And yet, on cars with the M20 engine (e.g,, 528e model) this part is relatively easy to access, and to remove and replace.
The pump is at the extreme bottom of the driver’s side of the engine compartment, and working from the bottom, it’s a relatively simple process to remove it. A key tip is to loosen the lines before loosening the bolts that attach the unit. If you have 12 mm, 13 mm and 19 mm wrenches, you’re off to a good start.
I sell good used original BMW power steering pumps, and I will refund your money and shipping if the part doesn’t work right when installed. You’re taking a chance on a unit that might have a year’s worth of life remaining, or another twenty years. I price the part so that the risk tends to be worth taking.
Sadly, the pump isn’t the only place that can leak. The steering rack can, too … and that’s a much bigger project.
If you’re planning on dropping the engine and transmission, you’ll need to remove a big, sturdy cross bar that is rearward of the sub-frame. On each side of the car, the cross bar base is attached with a vertical long 18 mm bolt, and two 15 mm bolts.
Coaxing these loose can be very difficult, and I needed to resort to using penetrating oil and tapping the bolt heads with a hammer.
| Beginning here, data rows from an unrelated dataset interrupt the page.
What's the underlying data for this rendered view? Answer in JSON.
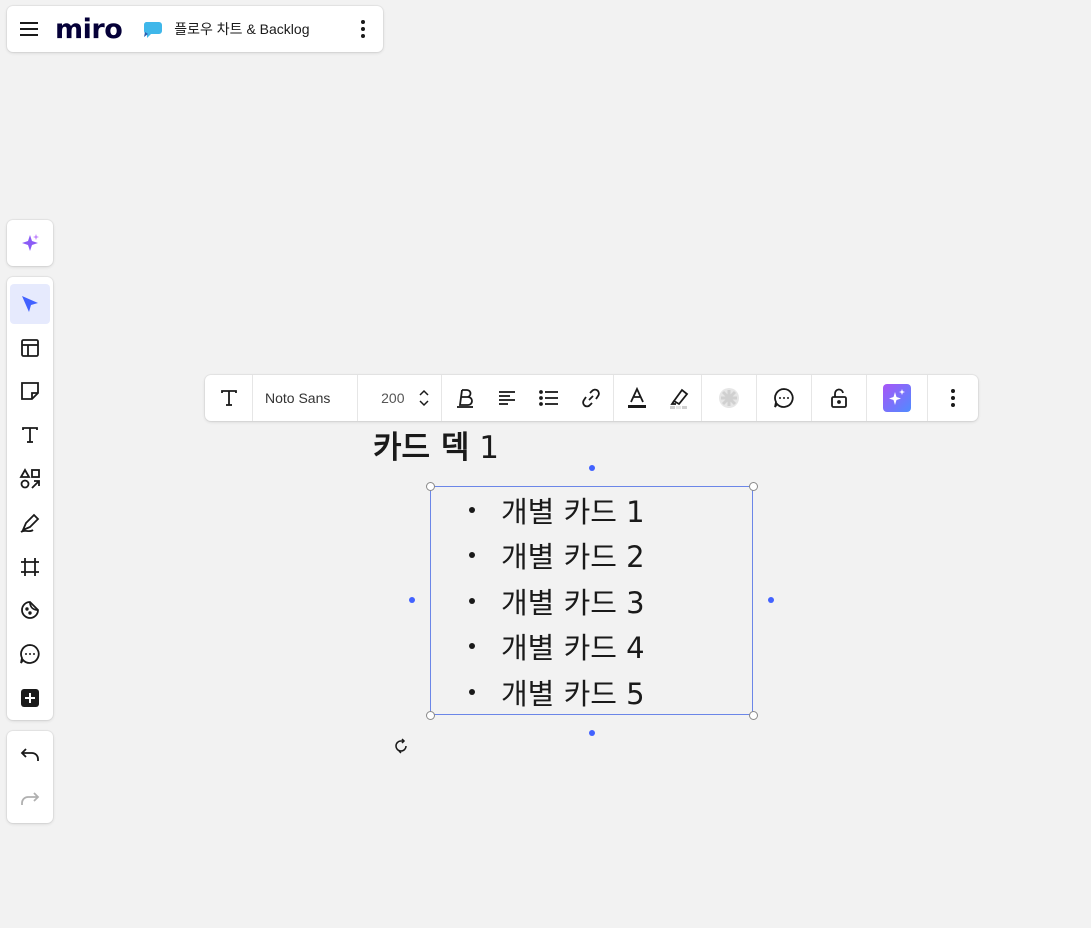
{
  "app": {
    "logo": "miro",
    "board_name": "플로우 차트 & Backlog"
  },
  "icons": {
    "menu": "hamburger-menu-icon",
    "board": "board-chat-bubble-icon",
    "more": "vertical-dots-icon"
  },
  "left_toolbar": {
    "ai": "sparkle-icon",
    "tools": [
      "select-cursor-icon",
      "templates-icon",
      "sticky-note-icon",
      "text-icon",
      "shapes-icon",
      "pen-icon",
      "frame-icon",
      "stickers-icon",
      "comment-icon",
      "add-more-icon"
    ],
    "active_tool": "select-cursor-icon",
    "history": [
      "undo-icon",
      "redo-icon"
    ]
  },
  "text_toolbar": {
    "font_name": "Noto Sans",
    "font_size": "200"
  },
  "canvas": {
    "deck_title_bold": "카드 덱",
    "deck_title_num": " 1",
    "cards": [
      "개별 카드 1",
      "개별 카드 2",
      "개별 카드 3",
      "개별 카드 4",
      "개별 카드 5"
    ]
  },
  "colors": {
    "accent": "#4262ff",
    "selection": "#6b86e8",
    "canvas_bg": "#f2f2f2",
    "ai_gradient_start": "#9b5cf6",
    "ai_gradient_end": "#4f8cff"
  }
}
Even then, in about half the cases, I still haven’t been able to loosen the large bolts, so I’m planning to use a large breaker bar.
The front hub attaches to the steering rack mechanism with a ball joint at each end. The 17 mm nut was easy enough to remove, but even with a ball joint separator, and some hammering on the relevant steel part, I have been unable to separate the ball joint, in six out of six cases.
One thing that I know to be a no-no is to hit the bottom of the ball joint, in the direction that removing it would go. Such hammering, I’m told, doesn’t just damage the thread, but it makes the ball joint expand within the housing and makes it harder yet to remove.
On the E30 (3-series) the front suspension base is part of the sub-frame. On the contemporary E34 (5-series), not so.
A large steel rod links the bottom of the front hub to the mounting point on the sub-frame.
If you are planning to remove the front suspension base or hub, or the sub-frame, you’ll probably have to remove the 19 mm nut and bolt that attaches the rod to the sub-frame. At the hub side, the rod has some flex, so I could use a small hammer to tap the rod away from sub-frame, after the 19 mm nut and bolt were removed.
The rearward-facing fastener is in close proximity to a welded steel structure that made it non-viable for me to get a socket into position there, so the socket went in front, and I used an open-ended wrench at the rear.
If the nut comes loose easily, life is good, but in one case out of six so far, it didn’t, and it was so tight that I couldn’t loosen it even with all of my upper body strength. Penetrating oil, and tapping the fastener with a hammer, was the next step. So far, even that hasn’t done the trick, so I’m investing in a long breaker bar, next.
If you’re planning a task that involves removal of the front hub, the wire for the front brake pad wear sensor will need to be undone.
As I recall, car manufacturers consider it unnecessary to have such a sensor at each front wheel since the driver side is likely to wear out approximately at the same rate as the passenger side, which is why it’s normal to see such a wire only on one side, not both.
By contrast, the ABS wires are on each side.
The sensor wire disappears into a plug in the inner wheel well well. Try to fight the temptation to cut the wire, and trace the wiring until you can find a place to unplug it. At this time, I have yet to find it myself, but I hope this write-up helps at least a little bit.
If you’re planning a task that involves removal of the front hub, the ABS wire will need to be undone.
The wire runs from the hub to a rubber splash shield in the inner wheel well. The shield has a protruding rib so that I could grasp it firmly and twist it 90 degrees. It then came loose, and I could pull it towards me and see a electrical connection.
By pulling its ends clumsily in opposite directions, I managed to break the plug. By being more careful the second time, I still managed to break the plug. The 20-plus-year-old plastic seems pretty brittle which should probably not be surprising to me.
When I pulled very carefully, I was able to separate subsequent plug connections without additional damage.